20. Update and Add Views
Keep in mind that the implementation, configuration, reporting and optimization phase are all ongoing.
You can’t expect to have the same data needs in the upcoming five years.
Keep track of your views and settings in a separate environment (e.g. spreadsheet) and make sure to modify or add views where appropriate.
21. Use Your Data to Learn and Optimze
Last but not least, use your data instead of just collecting it!
You could create 20 views for instance:
- Master view, test view and raw data view. (3)
- Desktop, tablet and mobile view. (3)
- Organic, cpc, non-cpc affiliate, email, referral and social view. (7)
- US-view and non-US view. (2)
- Blog directory, news directory and services directory view. (3)
- Two User-ID views. (2)
But what if you only use two of them?
Be mindful about which Google Analytics views to create and make sure to use them to optimze the outcome of your channels and website!
Well, this is it from my side.

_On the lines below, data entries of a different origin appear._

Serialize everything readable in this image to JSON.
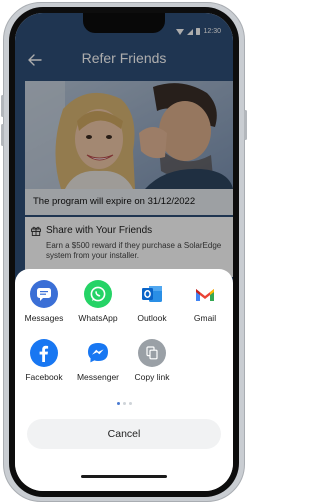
{
  "status_bar": {
    "time": "12:30"
  },
  "header": {
    "title": "Refer Friends"
  },
  "banner": {
    "expiry_text": "The program will expire on 31/12/2022"
  },
  "share_section": {
    "title": "Share with Your Friends",
    "description": "Earn a $500 reward if they purchase a SolarEdge system from your installer."
  },
  "share_sheet": {
    "targets": [
      {
        "label": "Messages",
        "icon": "messages-icon",
        "color": "#3b6fd6"
      },
      {
        "label": "WhatsApp",
        "icon": "whatsapp-icon",
        "color": "#25d366"
      },
      {
        "label": "Outlook",
        "icon": "outlook-icon",
        "color": "#0a64c8"
      },
      {
        "label": "Gmail",
        "icon": "gmail-icon",
        "color": "#d93025"
      },
      {
        "label": "Facebook",
        "icon": "facebook-icon",
        "color": "#1877f2"
      },
      {
        "label": "Messenger",
        "icon": "messenger-icon",
        "color": "#1877f2"
      },
      {
        "label": "Copy link",
        "icon": "copy-link-icon",
        "color": "#9aa0a6"
      }
    ],
    "page_indicator": {
      "pages": 3,
      "active": 1
    },
    "cancel_label": "Cancel"
  }
}
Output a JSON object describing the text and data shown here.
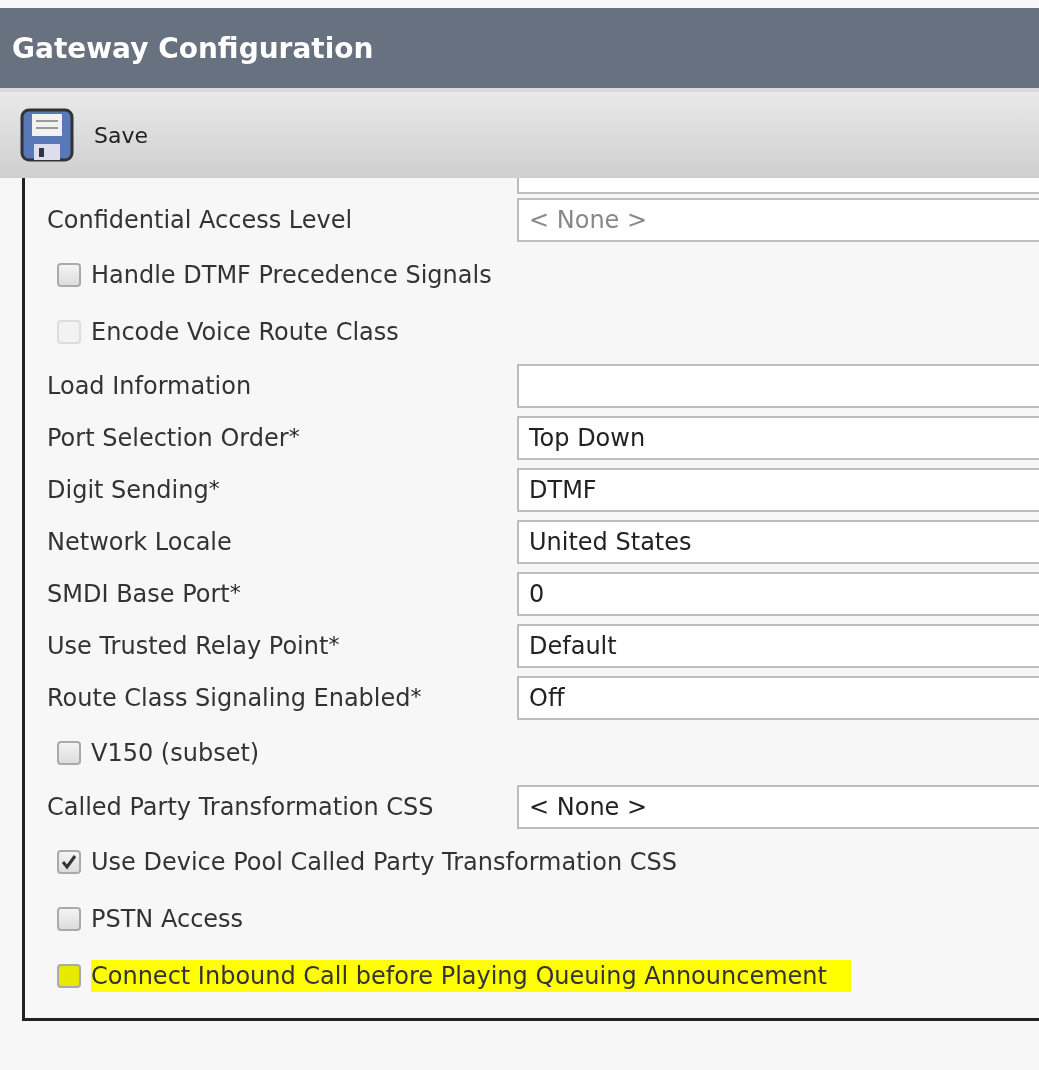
{
  "window": {
    "title": "Gateway Configuration"
  },
  "toolbar": {
    "buttons": [
      {
        "label": "Save",
        "kind": "save"
      }
    ]
  },
  "form": {
    "rows": [
      {
        "kind": "partial"
      },
      {
        "kind": "select",
        "label": "Confidential Access Level",
        "placeholder": "< None >"
      },
      {
        "kind": "checkbox",
        "label": "Handle DTMF Precedence Signals",
        "checked": false,
        "disabled": false
      },
      {
        "kind": "checkbox",
        "label": "Encode Voice Route Class",
        "checked": false,
        "disabled": true
      },
      {
        "kind": "text",
        "label": "Load Information"
      },
      {
        "kind": "select",
        "label": "Port Selection Order",
        "mark": "*",
        "value": "Top Down"
      },
      {
        "kind": "select",
        "label": "Digit Sending",
        "mark": "*",
        "value": "DTMF"
      },
      {
        "kind": "select",
        "label": "Network Locale",
        "value": "United States"
      },
      {
        "kind": "text",
        "label": "SMDI Base Port",
        "mark": "*",
        "value": "0"
      },
      {
        "kind": "select",
        "label": "Use Trusted Relay Point",
        "mark": "*",
        "value": "Default"
      },
      {
        "kind": "select",
        "label": "Route Class Signaling Enabled",
        "mark": "*",
        "value": "Off"
      },
      {
        "kind": "checkbox",
        "label": "V150 (subset)",
        "checked": false,
        "disabled": false
      },
      {
        "kind": "select",
        "label": "Called Party Transformation CSS",
        "value": "< None >"
      },
      {
        "kind": "checkbox",
        "label": "Use Device Pool Called Party Transformation CSS",
        "checked": true,
        "disabled": false
      },
      {
        "kind": "checkbox",
        "label": "PSTN Access",
        "checked": false,
        "disabled": false
      },
      {
        "kind": "checkbox",
        "label": "Connect Inbound Call before Playing Queuing Announcement",
        "checked": false,
        "disabled": false,
        "highlighted": true
      }
    ]
  }
}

I hope you have picked up some new ideas to further enhance your Google Analytics account structure and views setup!One last thing... Make sure to get my extensive checklist for your Google Analytics setup. It contains 50+ crucial things to take into account when setting up Google Analytics.